Looking through the data below, work out how many lines have the word "Father". Reply with that number only.

================

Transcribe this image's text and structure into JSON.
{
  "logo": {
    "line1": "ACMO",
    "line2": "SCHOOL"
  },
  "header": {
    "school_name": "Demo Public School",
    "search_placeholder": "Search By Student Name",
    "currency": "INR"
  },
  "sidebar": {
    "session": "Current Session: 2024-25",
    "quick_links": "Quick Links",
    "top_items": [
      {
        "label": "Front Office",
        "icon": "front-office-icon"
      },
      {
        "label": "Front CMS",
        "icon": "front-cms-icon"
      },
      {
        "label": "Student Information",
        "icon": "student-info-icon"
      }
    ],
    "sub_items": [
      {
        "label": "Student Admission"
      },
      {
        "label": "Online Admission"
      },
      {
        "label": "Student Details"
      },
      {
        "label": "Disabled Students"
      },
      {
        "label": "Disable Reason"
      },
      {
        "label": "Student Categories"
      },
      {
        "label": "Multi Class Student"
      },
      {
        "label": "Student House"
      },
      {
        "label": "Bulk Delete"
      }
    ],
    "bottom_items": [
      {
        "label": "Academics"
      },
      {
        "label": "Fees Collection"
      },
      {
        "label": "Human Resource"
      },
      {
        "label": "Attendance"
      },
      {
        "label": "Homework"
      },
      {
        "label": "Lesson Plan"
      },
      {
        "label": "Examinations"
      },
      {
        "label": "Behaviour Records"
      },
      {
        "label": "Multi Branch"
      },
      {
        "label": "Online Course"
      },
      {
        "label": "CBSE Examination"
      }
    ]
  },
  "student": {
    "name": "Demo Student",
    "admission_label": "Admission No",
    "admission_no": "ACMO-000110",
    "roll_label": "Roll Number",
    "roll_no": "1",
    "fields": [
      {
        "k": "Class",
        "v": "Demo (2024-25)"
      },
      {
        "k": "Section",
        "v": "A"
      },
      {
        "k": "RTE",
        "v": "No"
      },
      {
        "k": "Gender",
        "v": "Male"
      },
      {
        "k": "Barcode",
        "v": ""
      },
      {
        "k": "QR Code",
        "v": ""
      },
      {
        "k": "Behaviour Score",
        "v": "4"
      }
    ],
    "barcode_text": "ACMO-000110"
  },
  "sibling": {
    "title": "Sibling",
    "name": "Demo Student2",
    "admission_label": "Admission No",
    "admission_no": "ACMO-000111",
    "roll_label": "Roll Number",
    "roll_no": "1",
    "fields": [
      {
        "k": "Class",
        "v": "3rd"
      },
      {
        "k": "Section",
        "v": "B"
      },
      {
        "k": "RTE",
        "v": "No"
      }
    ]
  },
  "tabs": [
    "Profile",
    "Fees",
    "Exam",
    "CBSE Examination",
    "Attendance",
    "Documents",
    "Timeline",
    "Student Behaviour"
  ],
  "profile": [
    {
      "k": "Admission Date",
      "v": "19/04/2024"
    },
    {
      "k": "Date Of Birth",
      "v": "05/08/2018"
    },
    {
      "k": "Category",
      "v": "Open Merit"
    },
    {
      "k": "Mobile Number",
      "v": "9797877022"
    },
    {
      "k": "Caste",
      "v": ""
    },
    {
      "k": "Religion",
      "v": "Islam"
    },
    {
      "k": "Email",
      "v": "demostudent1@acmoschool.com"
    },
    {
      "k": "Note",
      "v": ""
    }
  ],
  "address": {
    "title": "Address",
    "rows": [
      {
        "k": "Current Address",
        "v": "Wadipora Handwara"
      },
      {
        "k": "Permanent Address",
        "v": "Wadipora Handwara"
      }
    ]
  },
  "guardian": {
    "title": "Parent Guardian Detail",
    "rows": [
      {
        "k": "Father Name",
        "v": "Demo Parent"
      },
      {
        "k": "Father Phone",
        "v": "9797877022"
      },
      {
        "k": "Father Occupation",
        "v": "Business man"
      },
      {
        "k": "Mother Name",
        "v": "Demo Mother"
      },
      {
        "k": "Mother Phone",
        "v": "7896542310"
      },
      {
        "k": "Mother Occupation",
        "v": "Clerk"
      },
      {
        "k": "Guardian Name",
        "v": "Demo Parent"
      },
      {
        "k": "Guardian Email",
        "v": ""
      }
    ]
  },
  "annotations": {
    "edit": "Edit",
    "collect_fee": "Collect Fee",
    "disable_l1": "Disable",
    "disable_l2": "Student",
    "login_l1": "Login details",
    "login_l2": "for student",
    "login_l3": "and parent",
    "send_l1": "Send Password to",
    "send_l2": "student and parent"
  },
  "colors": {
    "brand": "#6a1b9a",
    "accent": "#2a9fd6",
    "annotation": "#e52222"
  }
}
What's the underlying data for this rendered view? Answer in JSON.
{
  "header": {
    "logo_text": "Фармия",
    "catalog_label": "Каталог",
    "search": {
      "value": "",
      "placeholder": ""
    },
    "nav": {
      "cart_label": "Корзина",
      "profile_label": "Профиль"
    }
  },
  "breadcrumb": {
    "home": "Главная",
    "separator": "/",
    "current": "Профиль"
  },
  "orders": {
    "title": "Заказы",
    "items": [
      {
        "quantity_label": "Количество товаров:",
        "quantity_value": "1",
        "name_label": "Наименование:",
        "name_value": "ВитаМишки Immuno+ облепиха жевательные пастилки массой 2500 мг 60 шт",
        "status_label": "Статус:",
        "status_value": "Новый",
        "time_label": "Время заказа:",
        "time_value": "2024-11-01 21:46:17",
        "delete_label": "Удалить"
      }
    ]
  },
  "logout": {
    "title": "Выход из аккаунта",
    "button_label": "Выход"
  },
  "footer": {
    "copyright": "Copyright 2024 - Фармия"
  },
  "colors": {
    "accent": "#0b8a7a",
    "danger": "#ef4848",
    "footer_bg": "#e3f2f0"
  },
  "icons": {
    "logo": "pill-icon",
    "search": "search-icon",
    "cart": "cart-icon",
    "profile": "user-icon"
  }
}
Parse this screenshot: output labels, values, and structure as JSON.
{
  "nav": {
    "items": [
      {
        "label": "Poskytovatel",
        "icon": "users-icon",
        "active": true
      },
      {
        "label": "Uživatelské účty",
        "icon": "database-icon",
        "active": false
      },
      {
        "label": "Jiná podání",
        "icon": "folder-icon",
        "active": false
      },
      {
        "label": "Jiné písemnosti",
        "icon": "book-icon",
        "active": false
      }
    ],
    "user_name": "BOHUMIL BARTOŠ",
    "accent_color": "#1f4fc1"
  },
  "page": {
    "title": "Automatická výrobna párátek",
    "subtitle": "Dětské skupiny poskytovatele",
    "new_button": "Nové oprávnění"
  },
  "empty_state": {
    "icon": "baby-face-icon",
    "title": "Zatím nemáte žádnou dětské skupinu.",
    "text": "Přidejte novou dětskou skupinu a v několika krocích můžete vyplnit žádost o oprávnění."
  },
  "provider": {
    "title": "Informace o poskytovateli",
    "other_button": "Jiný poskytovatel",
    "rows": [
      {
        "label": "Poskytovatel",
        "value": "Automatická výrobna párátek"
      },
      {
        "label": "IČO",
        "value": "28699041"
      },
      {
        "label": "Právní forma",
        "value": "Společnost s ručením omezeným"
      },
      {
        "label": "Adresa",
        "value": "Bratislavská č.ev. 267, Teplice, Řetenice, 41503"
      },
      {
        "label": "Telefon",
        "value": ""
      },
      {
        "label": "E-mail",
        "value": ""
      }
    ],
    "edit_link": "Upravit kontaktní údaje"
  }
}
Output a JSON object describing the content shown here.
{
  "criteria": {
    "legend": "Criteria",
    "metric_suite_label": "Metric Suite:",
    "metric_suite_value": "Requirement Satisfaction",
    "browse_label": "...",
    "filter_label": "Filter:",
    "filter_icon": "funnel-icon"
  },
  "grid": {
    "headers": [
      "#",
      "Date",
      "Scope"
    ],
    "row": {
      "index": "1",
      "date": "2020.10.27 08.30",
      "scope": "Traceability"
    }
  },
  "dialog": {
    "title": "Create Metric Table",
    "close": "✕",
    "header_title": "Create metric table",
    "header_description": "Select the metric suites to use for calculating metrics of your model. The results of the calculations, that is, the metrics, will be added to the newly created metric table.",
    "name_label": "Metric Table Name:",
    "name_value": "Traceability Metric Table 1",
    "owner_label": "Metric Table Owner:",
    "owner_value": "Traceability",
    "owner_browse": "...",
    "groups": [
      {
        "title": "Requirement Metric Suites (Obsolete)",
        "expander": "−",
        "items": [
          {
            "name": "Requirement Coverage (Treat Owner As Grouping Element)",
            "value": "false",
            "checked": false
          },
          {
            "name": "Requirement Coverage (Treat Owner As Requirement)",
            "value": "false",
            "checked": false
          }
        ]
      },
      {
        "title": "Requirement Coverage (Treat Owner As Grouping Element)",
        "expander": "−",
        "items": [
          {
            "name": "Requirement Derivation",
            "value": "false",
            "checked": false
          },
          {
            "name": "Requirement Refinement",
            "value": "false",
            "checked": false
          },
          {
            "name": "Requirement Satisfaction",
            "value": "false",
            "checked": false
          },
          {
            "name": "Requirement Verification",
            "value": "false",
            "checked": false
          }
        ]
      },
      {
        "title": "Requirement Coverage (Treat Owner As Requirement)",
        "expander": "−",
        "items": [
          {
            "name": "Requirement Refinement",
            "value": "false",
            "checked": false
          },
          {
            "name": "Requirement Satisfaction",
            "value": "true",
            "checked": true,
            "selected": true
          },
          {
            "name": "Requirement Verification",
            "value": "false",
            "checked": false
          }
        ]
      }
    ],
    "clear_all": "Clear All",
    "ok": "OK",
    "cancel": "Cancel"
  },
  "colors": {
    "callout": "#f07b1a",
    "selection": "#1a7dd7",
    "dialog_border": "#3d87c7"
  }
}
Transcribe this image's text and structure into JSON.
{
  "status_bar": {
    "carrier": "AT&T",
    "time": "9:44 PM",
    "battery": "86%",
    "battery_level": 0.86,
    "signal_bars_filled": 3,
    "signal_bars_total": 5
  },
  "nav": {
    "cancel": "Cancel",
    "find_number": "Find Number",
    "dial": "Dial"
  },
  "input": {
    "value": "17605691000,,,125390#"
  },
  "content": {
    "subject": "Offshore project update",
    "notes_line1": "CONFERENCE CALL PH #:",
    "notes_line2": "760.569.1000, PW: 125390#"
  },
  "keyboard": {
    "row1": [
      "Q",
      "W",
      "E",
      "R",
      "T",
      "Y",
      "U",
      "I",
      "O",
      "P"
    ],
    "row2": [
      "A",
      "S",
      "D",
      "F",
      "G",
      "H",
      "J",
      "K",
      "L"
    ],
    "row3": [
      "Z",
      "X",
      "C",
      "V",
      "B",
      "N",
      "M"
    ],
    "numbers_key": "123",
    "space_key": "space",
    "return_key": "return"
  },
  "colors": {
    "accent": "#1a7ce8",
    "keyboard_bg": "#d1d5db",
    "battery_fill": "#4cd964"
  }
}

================

Exercise solution
3